"A finding that this crash and other incidents were caused by a 'hard-over' rudder problem requiring a redesign could bring a huge loss to both Boeing and the airlines," says Hannifin. "With about 1600 737s currently in service in the U.S., a total grounding of the plane would paralyze air transportation -- it's more likely they would require implementation of any new design, which must be agreed between Boeing and NASA, within ten flying days." And Boeing's legal department could then brace for the inevitable slew of class action suits.

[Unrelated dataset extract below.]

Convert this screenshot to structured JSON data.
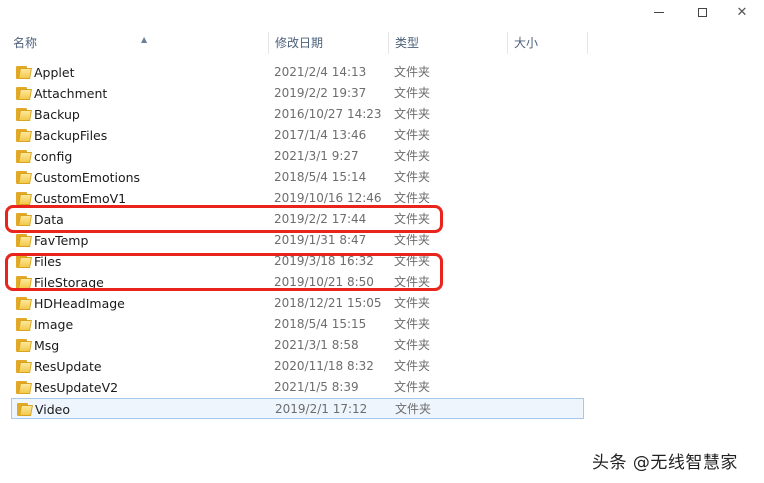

A bad year for Boeing may be about to get worse. Hard on the heels of the airplane manufacturer's 50,000-job downsizing induced by the global economic slump comes an NTSB draft report that would force the manufacturer to shell out hundreds of millions of dollars to redesign the 737. USA Today reports Friday that the NTSB's draft probable-cause finding on the 1994 USAir 737 crash near Pittsburgh, which killed all 132 people aboard, blames a fault in the hydraulic rudder system, and calls for a redesign. "This finding is being furiously debated at the NTSB," says TIME reporter Jerry Hannifin. "They all have to sign off on it and there's considerable dissent." The report may yet change before it's presented for adoption at a March 23 hearing.